This weekend I had to generate some random sample data, but instead of it being selected from a normal distribution, I needed the data to have some skew. A distribution is said to be skewed if there are more samples on one side of the mean than on the other. To get a feeling for what skew means, have a look at the following figures.
Now, it is quite easy to generate normally distributed random data, for example using the norm class from scipy.stats. There also is a class for a skewed-normally distributed variable, scipy.stats.skewnorm. However, the variable used to express skew is a bit unintuitive there.
So I searched for another solution, and came across a technical report about that issue ( Citation: Ermak & Nasstrom, 1995 Ermak, D. & Nasstrom, J. (1995). A method for generating skewed random numbers using two overlapping uniform distributions . Office of Scientific and Technical Information (OSTI) https://doi.org/10.2172/32589 ) . Ermak and Nasstrom use the sum of two uniformly distributed random variables with overlapping ranges to generate a skewed quasi-uniformly distributed variable, and then add many of these together to generate a skewed quasi-normally distributed variable.
The paper is worth a read, but here is a summary of the thought process. Going back a bit to basic statistics, we find that the normal distribution is somewhat special in that generally, the distribution of the sum of many identically distributed random variables approaches the normal distribution. This result is known as the Central Limit Theorem. It is also considered the reason that normally distributed random variables are so widespread in nature.
So, if we were to consider the sum of a bunch of — for example — uniformly distributed random variables, then the distribution of that sum would also approach the normal distribution. This is one way of generating approximately normally distributed random data.
Ermak and Nasstrom instead generate random data from what they call a double-block distribution. The probability density function of such a distribution is shown in the following figure.
The idea here is to use two uniformly-distributed random variables with differing means. The sum of these two will have a skewed distribution. Adding many of these skewed random variables up will give us an approximated skewed quasi-normal distribution in the same way that summing up identically distributed random variables will give us an approxomate normal distribution.

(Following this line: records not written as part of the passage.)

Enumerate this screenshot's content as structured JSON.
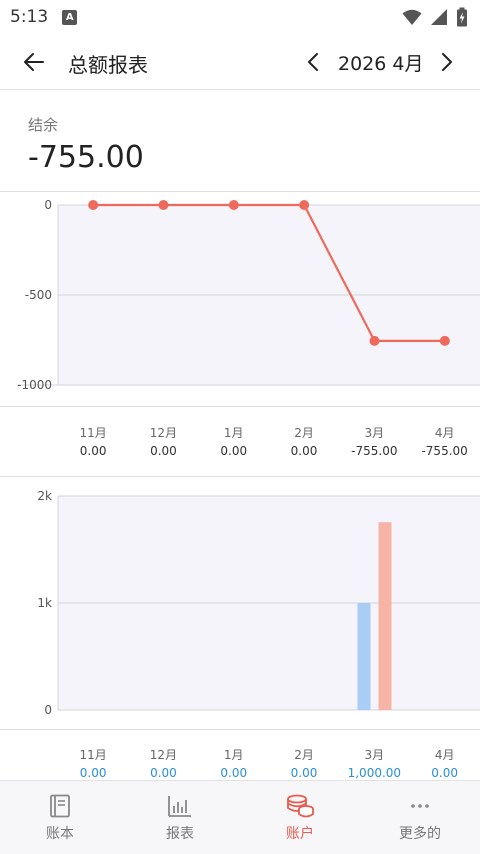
{
  "status": {
    "time": "5:13",
    "badge": "A"
  },
  "header": {
    "title": "总额报表",
    "period": "2026 4月"
  },
  "balance": {
    "label": "结余",
    "value": "-755.00"
  },
  "colors": {
    "accent": "#e85d4f",
    "line": "#ee6a5c",
    "income": "#a9cdf5",
    "expense": "#f7b3a6",
    "grid": "#d4d4dc",
    "plotBg": "#f5f4fa"
  },
  "chart_data": [
    {
      "type": "line",
      "categories": [
        "11月",
        "12月",
        "1月",
        "2月",
        "3月",
        "4月"
      ],
      "values": [
        0,
        0,
        0,
        0,
        -755,
        -755
      ],
      "ylim": [
        -1000,
        0
      ],
      "yticks": [
        "0",
        "-500",
        "-1000"
      ],
      "value_labels": [
        "0.00",
        "0.00",
        "0.00",
        "0.00",
        "-755.00",
        "-755.00"
      ],
      "grid": true
    },
    {
      "type": "bar",
      "categories": [
        "11月",
        "12月",
        "1月",
        "2月",
        "3月",
        "4月"
      ],
      "series": [
        {
          "values": [
            0,
            0,
            0,
            0,
            1000,
            0
          ],
          "color": "#a9cdf5"
        },
        {
          "values": [
            0,
            0,
            0,
            0,
            1755,
            0
          ],
          "color": "#f7b3a6"
        }
      ],
      "ylim": [
        0,
        2000
      ],
      "yticks": [
        "2k",
        "1k",
        "0"
      ],
      "value_labels": [
        "0.00",
        "0.00",
        "0.00",
        "0.00",
        "1,000.00",
        "0.00"
      ],
      "grid": true
    }
  ],
  "nav": [
    {
      "label": "账本",
      "icon": "book-icon"
    },
    {
      "label": "报表",
      "icon": "bar-chart-icon"
    },
    {
      "label": "账户",
      "icon": "coins-icon"
    },
    {
      "label": "更多的",
      "icon": "more-icon"
    }
  ]
}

Ermak and Nasstrom go through the lengths of calculating the required parameters for the two uniformly-distributed random variables in order to get a specific variance and skew, and then provide an algorithm for drawing samples from such a double-block distribution as well as generating samples from the skewed quasi-normal distribution.
I have coded this up using SciPy in Python. To generate N samples with given mean, standard deviation and skewness,
run gen_skewed_continuous(N,mean,stdev,skewness)
. The optional parameter oversample
can be used to modify the number
of skewed-uniformly-distributed variables to be added.
import numpy as np;
import scipy.stats as stats;
def gen_skewed_block(N, var, skew):
# Determine block parameters
a = np.sqrt(5);
offset = np.sqrt(skew ** 2 + 243 * (var ** 3) / 32)
m1 = 2 / (9 * var) * (skew - offset);
m2 = 2 / (9 * var) * (skew + offset);
p1 = m2 / (2 * a * m1 * (m1 - m2));
p2 = m1 / (2 * a * m2 * (m1 - m2));
d1 = -a * m1;
d2 = a * m2;
# Uniform random number distribution
rv = stats.uniform();
# Get pairs of random numbers
r = rv.rvs((N, 2));
# Calculate block numbers
v1 = 2 * d1 * (r[:, 1] - 0.5) + m1;
v2 = 2 * d2 * (r[:, 1] - 0.5) + m2;
values = np.where(r[:, 0] & lt;
2 * d1 * p1, v1, v2);
return values;
def gen_skewed_continuous(N, mean, std, skewness, oversample=10):
# Determine moments
m2 = std ** 2;
m3 = skewness * std ** 3;
# Generate skewed block random values
rv1 = gen_skewed_block(N * oversample,
m2,
m3 * np.sqrt(oversample));
# Reshape them so we have oversample number of values in a row
rv2 = rv1.reshape(-1, oversample);
# Sum them together and scale them to approximate a continuous distribution
rv3 = rv2.sum(axis=1) / np.sqrt(oversample) + mean;
return rv3;
Now, if you think about it, there might also be a way of simplifying this by directly using two non-identically normally distributed random variables, saving the effort for calculating the sums. I’ll have to think about that one.
Bibliography
- Ermak & Nasstrom (1995)
- Ermak, D. & Nasstrom, J. (1995). A method for generating skewed random numbers using two overlapping uniform distributions . Office of Scientific and Technical Information (OSTI) https://doi.org/10.2172/32589